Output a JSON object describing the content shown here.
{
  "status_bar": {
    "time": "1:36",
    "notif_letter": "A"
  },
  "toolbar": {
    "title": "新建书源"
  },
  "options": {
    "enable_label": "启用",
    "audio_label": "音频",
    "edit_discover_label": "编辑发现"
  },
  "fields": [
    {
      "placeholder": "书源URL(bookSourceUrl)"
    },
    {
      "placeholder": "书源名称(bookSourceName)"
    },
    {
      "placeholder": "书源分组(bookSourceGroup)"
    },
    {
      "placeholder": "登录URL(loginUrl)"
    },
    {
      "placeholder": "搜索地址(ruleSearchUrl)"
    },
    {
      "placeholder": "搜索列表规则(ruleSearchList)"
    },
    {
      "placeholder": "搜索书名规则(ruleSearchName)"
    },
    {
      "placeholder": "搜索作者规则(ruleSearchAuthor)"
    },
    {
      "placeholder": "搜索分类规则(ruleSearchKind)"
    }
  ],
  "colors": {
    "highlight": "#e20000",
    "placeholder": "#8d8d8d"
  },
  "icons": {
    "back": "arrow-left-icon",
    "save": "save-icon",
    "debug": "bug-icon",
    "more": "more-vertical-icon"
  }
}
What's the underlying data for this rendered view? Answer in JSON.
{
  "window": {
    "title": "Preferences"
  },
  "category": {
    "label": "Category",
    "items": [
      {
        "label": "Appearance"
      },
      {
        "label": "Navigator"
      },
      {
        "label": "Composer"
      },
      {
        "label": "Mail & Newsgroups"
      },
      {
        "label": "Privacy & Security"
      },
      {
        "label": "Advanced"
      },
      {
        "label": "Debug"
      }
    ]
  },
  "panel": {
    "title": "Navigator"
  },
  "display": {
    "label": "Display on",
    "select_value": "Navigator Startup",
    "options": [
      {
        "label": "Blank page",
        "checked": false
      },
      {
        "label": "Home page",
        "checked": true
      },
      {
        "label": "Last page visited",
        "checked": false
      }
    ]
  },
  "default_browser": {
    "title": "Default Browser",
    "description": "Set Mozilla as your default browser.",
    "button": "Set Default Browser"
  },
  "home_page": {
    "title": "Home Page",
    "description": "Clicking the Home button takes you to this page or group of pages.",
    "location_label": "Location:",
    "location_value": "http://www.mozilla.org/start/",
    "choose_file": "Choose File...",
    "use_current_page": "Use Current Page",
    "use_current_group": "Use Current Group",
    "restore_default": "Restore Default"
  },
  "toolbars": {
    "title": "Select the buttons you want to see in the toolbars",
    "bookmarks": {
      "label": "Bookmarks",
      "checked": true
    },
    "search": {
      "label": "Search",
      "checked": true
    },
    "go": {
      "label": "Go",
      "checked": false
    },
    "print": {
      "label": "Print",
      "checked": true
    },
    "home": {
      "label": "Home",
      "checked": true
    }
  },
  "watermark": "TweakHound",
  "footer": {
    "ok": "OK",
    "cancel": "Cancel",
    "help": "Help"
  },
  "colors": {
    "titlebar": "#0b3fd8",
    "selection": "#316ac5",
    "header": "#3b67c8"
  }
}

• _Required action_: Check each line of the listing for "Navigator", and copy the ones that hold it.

• _Your response_:
        "label": "Navigator"
    "title": "Navigator"
    "select_value": "Navigator Startup",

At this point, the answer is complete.